Conference presentation: This study was presented at the European Conference on Tobacco or Health, Amsterdam, the Netherlands, 28–30 March 2011.
Electronic cigarette: users profile, utilization, satisfaction and perceived efficacy
Article first published online: 27 JUL 2011
© 2011 The Authors, Addiction © 2011 Society for the Study of Addiction
Volume 106, Issue 11, pages 2017–2028, November 2011
How to Cite
Etter, J.-F. and Bullen, C. (2011), Electronic cigarette: users profile, utilization, satisfaction and perceived efficacy. Addiction, 106: 2017–2028. doi: 10.1111/j.1360-0443.2011.03505.x
- Issue published online: 6 OCT 2011
- Article first published online: 27 JUL 2011
- Accepted manuscript online: 18 MAY 2011 05:50AM EST
- Submitted 8 February 2011; initial review completed 4 May 2011; final version accepted 11 May 2011
- electronic cigarette;
- electronic nicotine delivery systems (ENDS);
- tobacco use disorder
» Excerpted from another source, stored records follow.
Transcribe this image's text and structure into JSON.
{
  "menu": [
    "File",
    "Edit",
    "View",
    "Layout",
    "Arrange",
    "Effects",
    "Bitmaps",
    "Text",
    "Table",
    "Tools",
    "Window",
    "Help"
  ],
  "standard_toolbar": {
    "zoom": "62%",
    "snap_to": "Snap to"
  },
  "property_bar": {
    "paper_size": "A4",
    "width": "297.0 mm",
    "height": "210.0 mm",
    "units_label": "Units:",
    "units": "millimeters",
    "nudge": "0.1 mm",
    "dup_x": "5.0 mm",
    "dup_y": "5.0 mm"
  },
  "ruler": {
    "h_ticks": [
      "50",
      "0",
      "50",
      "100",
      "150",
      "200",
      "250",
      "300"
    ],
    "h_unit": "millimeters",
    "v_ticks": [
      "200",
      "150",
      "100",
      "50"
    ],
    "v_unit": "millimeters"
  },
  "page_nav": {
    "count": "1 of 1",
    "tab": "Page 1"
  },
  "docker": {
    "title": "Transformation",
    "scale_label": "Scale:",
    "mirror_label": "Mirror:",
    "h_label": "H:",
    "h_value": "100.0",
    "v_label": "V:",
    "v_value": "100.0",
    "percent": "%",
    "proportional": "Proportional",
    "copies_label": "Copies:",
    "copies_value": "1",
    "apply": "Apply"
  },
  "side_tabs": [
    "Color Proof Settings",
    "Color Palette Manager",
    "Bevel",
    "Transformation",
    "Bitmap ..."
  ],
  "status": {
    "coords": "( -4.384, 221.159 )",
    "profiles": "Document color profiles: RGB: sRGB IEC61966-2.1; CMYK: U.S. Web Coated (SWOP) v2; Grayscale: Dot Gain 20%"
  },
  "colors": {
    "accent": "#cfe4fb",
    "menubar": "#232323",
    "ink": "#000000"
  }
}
Aims To assess the profile, utilization patterns, satisfaction and perceived effects among users of electronic cigarettes (‘e-cigarettes’).
Design and Setting Internet survey in English and French in 2010.
Measurements Online questionnaire.
Participants Visitors of websites and online discussion forums dedicated to e-cigarettes and to smoking cessation.
Findings There were 3587 participants (70% former tobacco smokers, 61% men, mean age 41 years). The median duration of electronic cigarette use was 3 months, users drew 120 puffs/day and used five refills/day. Almost all (97%) used e-cigarettes containing nicotine. Daily users spent $33 per month on these products. Most (96%) said the e-cigarette helped them to quit smoking or reduce their smoking (92%). Reasons for using the e-cigarette included the perception that it was less toxic than tobacco (84%), to deal with craving for tobacco (79%) and withdrawal symptoms (67%), to quit smoking or avoid relapsing (77%), because it was cheaper than smoking (57%) and to deal with situations where smoking was prohibited (39%). Most ex-smokers (79%) feared they might relapse to smoking if they stopped using the e-cigarette. Users of nicotine-containing e-cigarettes reported better relief of withdrawal and a greater effect on smoking cessation than those using non-nicotine e-cigarettes.
Conclusions E-cigarettes were used much as people would use nicotine replacement medications: by former smokers to avoid relapse or as an aid to cut down or quit smoking. Further research should evaluate the safety and efficacy of e-cigarettes for administration of nicotine and other substances, and for quitting and relapse prevention.